Framing inspector didn't have any issue, final inspector did call it a closet (in so many words), and said to either make it bigger or get rid of it.
 

·
I own stock in FotoMat!
Joined
·
12,417 Posts
It's a remodel, not a fresh build. Due to aesthetics homeowners wants a closed space (aka closet). Inside is the electrical panel, water meter, main water shut off valve, etc.
...............
You've got other issues besides clearance. You've got foreign systems inside that working space as well.

If your inspector didn't call you on that, he/she should receive some remedial training.
 

·
Registered
Joined
·
5 Posts
Discussion Starter #6
You've got other issues besides clearance. You've got foreign systems inside that working space as well.

If your inspector didn't call you on that, he/she should receive some remedial training.
It's grandfathered in, we didn't replace the panel or move the pipes.
 

·
I own stock in FotoMat!
Joined
·
12,417 Posts
It's grandfathered in, we didn't replace the panel or move the pipes.
It was a violation back when it was originally installed.
 

·
Contractor of the Month
Joined
·
26,075 Posts
Rip the door out, pass inspection...then use your imagination.
 

·
Super Moderator
Joined
·
10,454 Posts
That was poor planning from the get go.

I think I would have installed a couple cabinets there with the water meter accessible from one of them. Like Sparky said, the panel could have finished flush to a wall and been hidden by a mirror or picture.
 

·
Registered
Joined
·
5 Posts
Discussion Starter #14
If it is 32" inside then you (barely) have room for a 30" door. That should give you a net opening of ~ 29 1/4". Check with the inspector and see if he would allow that.
That's one of the things we'll ask, but most likely just redo the whole thing.



Thanks everyone. I'm meeting with the inspector this week to discuss the options and we'll decide how to proceed.
 

·
I own stock in FotoMat!
Joined
·
12,417 Posts
Move the service panel to another location..problem solved.

Tom
So......... relocate the feeders. Relocate the branch circuits. Relocate the grounding.

And what about all the splices you'll need to make where the existing panel is? You'll still need access to those.

Yeah..... no problems. Electrician rhymes with magician, so they must do the same thing. We just wave our linesmans pliers and chant "It is moved!"
 
  • Like
Reactions: RickP

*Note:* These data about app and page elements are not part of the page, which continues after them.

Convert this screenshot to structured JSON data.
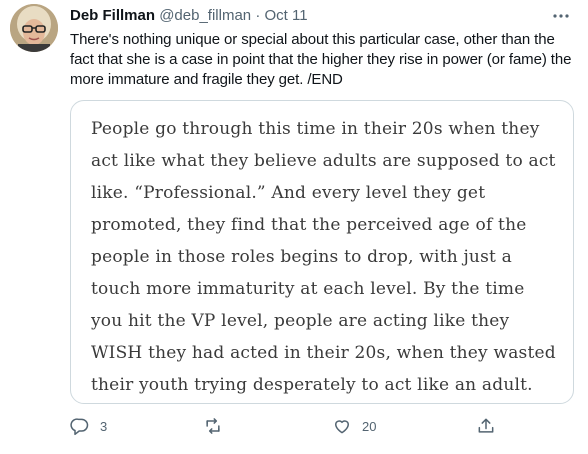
{
  "tweet": {
    "display_name": "Deb Fillman",
    "handle": "@deb_fillman",
    "separator": "·",
    "date": "Oct 11",
    "text": "There's nothing unique or special about this particular case, other than the fact that she is a case in point that the higher they rise in power (or fame) the more immature and fragile they get. /END",
    "quote_text": "People go through this time in their 20s when they act like what they believe adults are supposed to act like. “Professional.” And every level they get promoted, they find that the perceived age of the people in those roles begins to drop, with just a touch more immaturity at each level. By the time you hit the VP level, people are acting like they WISH they had acted in their 20s, when they wasted their youth trying desperately to act like an adult."
  },
  "actions": {
    "reply_count": "3",
    "retweet_count": "",
    "like_count": "20"
  },
  "icons": {
    "more": "more-icon",
    "reply": "reply-icon",
    "retweet": "retweet-icon",
    "like": "heart-icon",
    "share": "share-icon"
  },
  "colors": {
    "text": "#0f1419",
    "secondary": "#536471",
    "border": "#cfd9de"
  }
}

·
Registered
Joined
·
5,012 Posts
So......... relocate the feeders. Relocate the branch circuits. Relocate the grounding.

And what about all the splices you'll need to make where the existing panel is? You'll still need access to those.

Yeah..... no problems. Electrician rhymes with magician, so they must do the same thing. We just wave our linesmans pliers and chant "It is moved!"
I heard you can even generate electricity when the power is out.
 

·
Registered
Joined
·
11,926 Posts
So......... relocate the feeders. Relocate the branch circuits. Relocate the grounding.

And what about all the splices you'll need to make where the existing panel is? You'll still need access to those.

Yeah..... no problems. Electrician rhymes with magician, so they must do the same thing. We just wave our linesmans pliers and chant "It is moved!"
Details, details...

Tom
 
1 - 19 of 19 Posts
Top